*** Opening of The input ***

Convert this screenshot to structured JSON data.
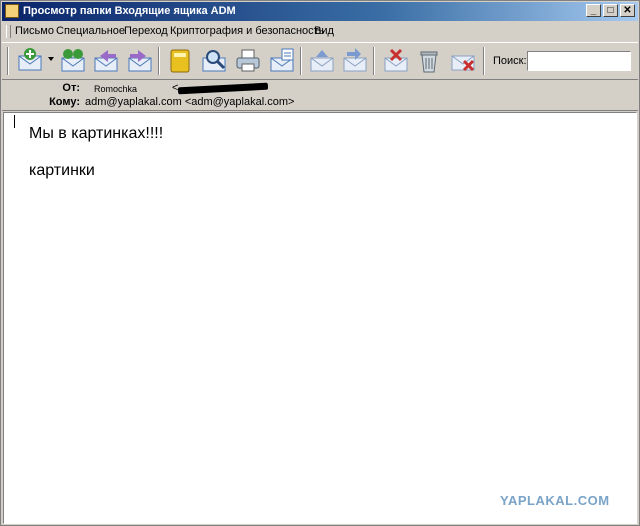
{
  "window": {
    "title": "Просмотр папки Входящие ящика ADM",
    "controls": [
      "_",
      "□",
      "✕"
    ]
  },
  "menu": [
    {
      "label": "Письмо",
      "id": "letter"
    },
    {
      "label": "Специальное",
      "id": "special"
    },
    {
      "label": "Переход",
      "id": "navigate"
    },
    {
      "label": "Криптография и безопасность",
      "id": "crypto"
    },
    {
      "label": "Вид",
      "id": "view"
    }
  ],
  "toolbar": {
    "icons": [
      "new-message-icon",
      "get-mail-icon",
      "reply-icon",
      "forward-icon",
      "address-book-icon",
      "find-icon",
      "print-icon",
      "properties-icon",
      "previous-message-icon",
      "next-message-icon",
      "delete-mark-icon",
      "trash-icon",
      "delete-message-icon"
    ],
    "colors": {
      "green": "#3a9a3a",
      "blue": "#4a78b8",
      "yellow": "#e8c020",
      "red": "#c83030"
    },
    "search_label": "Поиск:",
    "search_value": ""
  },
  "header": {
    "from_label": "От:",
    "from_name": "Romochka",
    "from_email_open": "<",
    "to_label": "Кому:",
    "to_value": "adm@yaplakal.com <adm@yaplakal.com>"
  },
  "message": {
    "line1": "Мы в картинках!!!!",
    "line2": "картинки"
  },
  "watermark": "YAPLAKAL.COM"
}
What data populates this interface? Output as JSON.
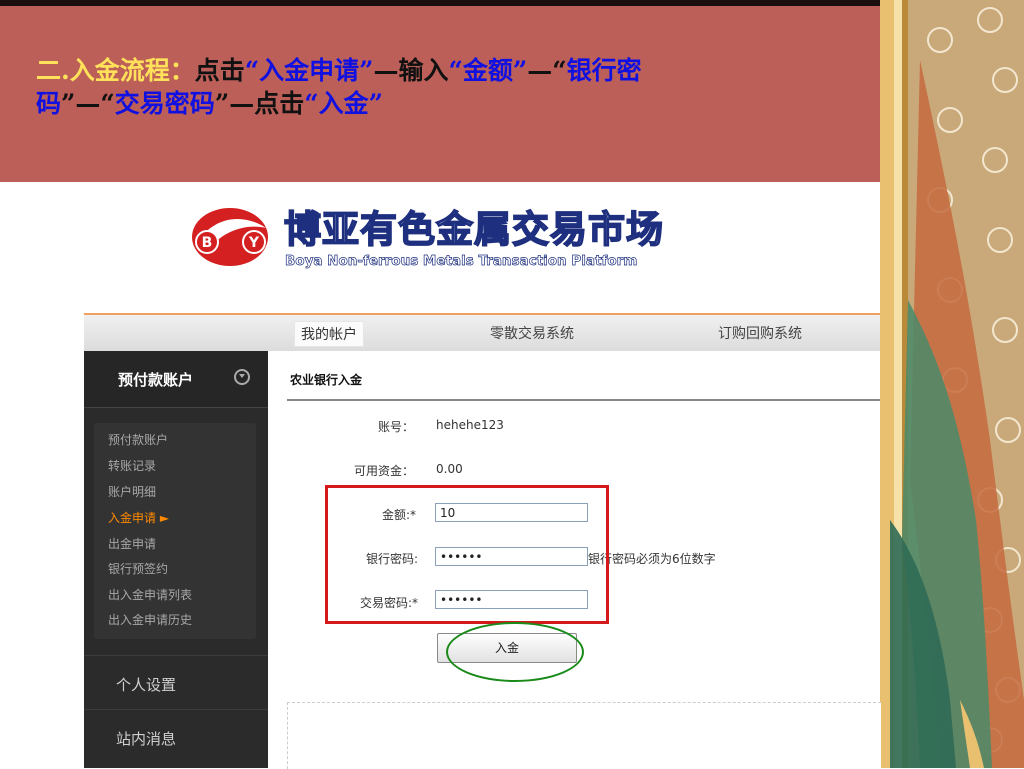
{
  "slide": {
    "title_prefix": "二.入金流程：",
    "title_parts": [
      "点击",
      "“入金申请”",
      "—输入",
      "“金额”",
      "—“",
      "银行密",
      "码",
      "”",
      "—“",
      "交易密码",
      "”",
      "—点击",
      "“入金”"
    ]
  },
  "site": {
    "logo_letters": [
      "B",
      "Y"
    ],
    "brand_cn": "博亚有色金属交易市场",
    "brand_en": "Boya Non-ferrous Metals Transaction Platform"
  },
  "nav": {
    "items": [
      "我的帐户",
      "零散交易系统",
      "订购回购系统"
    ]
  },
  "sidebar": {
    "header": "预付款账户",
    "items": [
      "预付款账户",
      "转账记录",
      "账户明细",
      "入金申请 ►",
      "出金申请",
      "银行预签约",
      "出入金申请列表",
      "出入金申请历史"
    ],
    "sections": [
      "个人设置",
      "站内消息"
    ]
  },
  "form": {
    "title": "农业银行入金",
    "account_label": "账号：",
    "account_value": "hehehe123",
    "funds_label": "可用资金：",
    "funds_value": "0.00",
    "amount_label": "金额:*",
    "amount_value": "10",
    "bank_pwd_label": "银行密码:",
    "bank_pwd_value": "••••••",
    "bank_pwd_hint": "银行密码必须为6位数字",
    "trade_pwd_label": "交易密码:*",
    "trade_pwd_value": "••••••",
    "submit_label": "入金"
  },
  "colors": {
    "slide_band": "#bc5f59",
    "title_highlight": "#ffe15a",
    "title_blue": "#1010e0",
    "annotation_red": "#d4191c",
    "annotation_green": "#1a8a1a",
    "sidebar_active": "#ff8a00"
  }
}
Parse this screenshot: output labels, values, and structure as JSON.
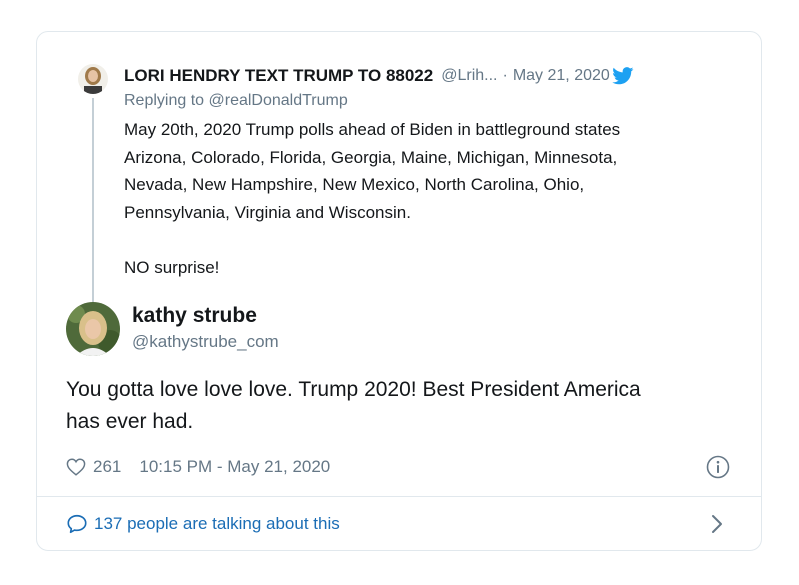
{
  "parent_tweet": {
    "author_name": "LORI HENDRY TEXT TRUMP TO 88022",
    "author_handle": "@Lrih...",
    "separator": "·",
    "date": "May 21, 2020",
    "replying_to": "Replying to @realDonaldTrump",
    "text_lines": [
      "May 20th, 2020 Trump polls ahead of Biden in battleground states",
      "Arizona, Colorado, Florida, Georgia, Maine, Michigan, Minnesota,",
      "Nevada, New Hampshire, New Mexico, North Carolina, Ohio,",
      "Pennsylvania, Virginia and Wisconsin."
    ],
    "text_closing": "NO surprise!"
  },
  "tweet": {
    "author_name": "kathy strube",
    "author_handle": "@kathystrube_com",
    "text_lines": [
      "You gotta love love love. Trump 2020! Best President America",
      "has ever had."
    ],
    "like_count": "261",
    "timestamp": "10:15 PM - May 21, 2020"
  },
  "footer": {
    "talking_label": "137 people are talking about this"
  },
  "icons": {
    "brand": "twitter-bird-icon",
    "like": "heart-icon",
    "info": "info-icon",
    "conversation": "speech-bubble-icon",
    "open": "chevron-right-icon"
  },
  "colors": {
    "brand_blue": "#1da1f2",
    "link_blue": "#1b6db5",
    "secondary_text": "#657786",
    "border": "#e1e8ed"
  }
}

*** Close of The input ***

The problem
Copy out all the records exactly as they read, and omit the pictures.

Answer for this exercise
Convert this screenshot to structured JSON data.
{
  "window": {
    "title": "Просмотр папки Входящие ящика ADM",
    "controls": [
      "_",
      "□",
      "✕"
    ]
  },
  "menu": [
    {
      "label": "Письмо",
      "id": "letter"
    },
    {
      "label": "Специальное",
      "id": "special"
    },
    {
      "label": "Переход",
      "id": "navigate"
    },
    {
      "label": "Криптография и безопасность",
      "id": "crypto"
    },
    {
      "label": "Вид",
      "id": "view"
    }
  ],
  "toolbar": {
    "icons": [
      "new-message-icon",
      "get-mail-icon",
      "reply-icon",
      "forward-icon",
      "address-book-icon",
      "find-icon",
      "print-icon",
      "properties-icon",
      "previous-message-icon",
      "next-message-icon",
      "delete-mark-icon",
      "trash-icon",
      "delete-message-icon"
    ],
    "colors": {
      "green": "#3a9a3a",
      "blue": "#4a78b8",
      "yellow": "#e8c020",
      "red": "#c83030"
    },
    "search_label": "Поиск:",
    "search_value": ""
  },
  "header": {
    "from_label": "От:",
    "from_name": "Romochka",
    "from_email_open": "<",
    "to_label": "Кому:",
    "to_value": "adm@yaplakal.com <adm@yaplakal.com>"
  },
  "message": {
    "line1": "Мы в картинках!!!!",
    "line2": "картинки"
  },
  "watermark": "YAPLAKAL.COM"
}
What data populates this interface? Output as JSON.
{
  "slide": {
    "title_prefix": "二.入金流程：",
    "title_parts": [
      "点击",
      "“入金申请”",
      "—输入",
      "“金额”",
      "—“",
      "银行密",
      "码",
      "”",
      "—“",
      "交易密码",
      "”",
      "—点击",
      "“入金”"
    ]
  },
  "site": {
    "logo_letters": [
      "B",
      "Y"
    ],
    "brand_cn": "博亚有色金属交易市场",
    "brand_en": "Boya Non-ferrous Metals Transaction Platform"
  },
  "nav": {
    "items": [
      "我的帐户",
      "零散交易系统",
      "订购回购系统"
    ]
  },
  "sidebar": {
    "header": "预付款账户",
    "items": [
      "预付款账户",
      "转账记录",
      "账户明细",
      "入金申请 ►",
      "出金申请",
      "银行预签约",
      "出入金申请列表",
      "出入金申请历史"
    ],
    "sections": [
      "个人设置",
      "站内消息"
    ]
  },
  "form": {
    "title": "农业银行入金",
    "account_label": "账号：",
    "account_value": "hehehe123",
    "funds_label": "可用资金：",
    "funds_value": "0.00",
    "amount_label": "金额:*",
    "amount_value": "10",
    "bank_pwd_label": "银行密码:",
    "bank_pwd_value": "••••••",
    "bank_pwd_hint": "银行密码必须为6位数字",
    "trade_pwd_label": "交易密码:*",
    "trade_pwd_value": "••••••",
    "submit_label": "入金"
  },
  "colors": {
    "slide_band": "#bc5f59",
    "title_highlight": "#ffe15a",
    "title_blue": "#1010e0",
    "annotation_red": "#d4191c",
    "annotation_green": "#1a8a1a",
    "sidebar_active": "#ff8a00"
  }
}
Parse this screenshot: output labels, values, and structure as JSON.
{
  "parent_tweet": {
    "author_name": "LORI HENDRY TEXT TRUMP TO 88022",
    "author_handle": "@Lrih...",
    "separator": "·",
    "date": "May 21, 2020",
    "replying_to": "Replying to @realDonaldTrump",
    "text_lines": [
      "May 20th, 2020 Trump polls ahead of Biden in battleground states",
      "Arizona, Colorado, Florida, Georgia, Maine, Michigan, Minnesota,",
      "Nevada, New Hampshire, New Mexico, North Carolina, Ohio,",
      "Pennsylvania, Virginia and Wisconsin."
    ],
    "text_closing": "NO surprise!"
  },
  "tweet": {
    "author_name": "kathy strube",
    "author_handle": "@kathystrube_com",
    "text_lines": [
      "You gotta love love love. Trump 2020! Best President America",
      "has ever had."
    ],
    "like_count": "261",
    "timestamp": "10:15 PM - May 21, 2020"
  },
  "footer": {
    "talking_label": "137 people are talking about this"
  },
  "icons": {
    "brand": "twitter-bird-icon",
    "like": "heart-icon",
    "info": "info-icon",
    "conversation": "speech-bubble-icon",
    "open": "chevron-right-icon"
  },
  "colors": {
    "brand_blue": "#1da1f2",
    "link_blue": "#1b6db5",
    "secondary_text": "#657786",
    "border": "#e1e8ed"
  }
}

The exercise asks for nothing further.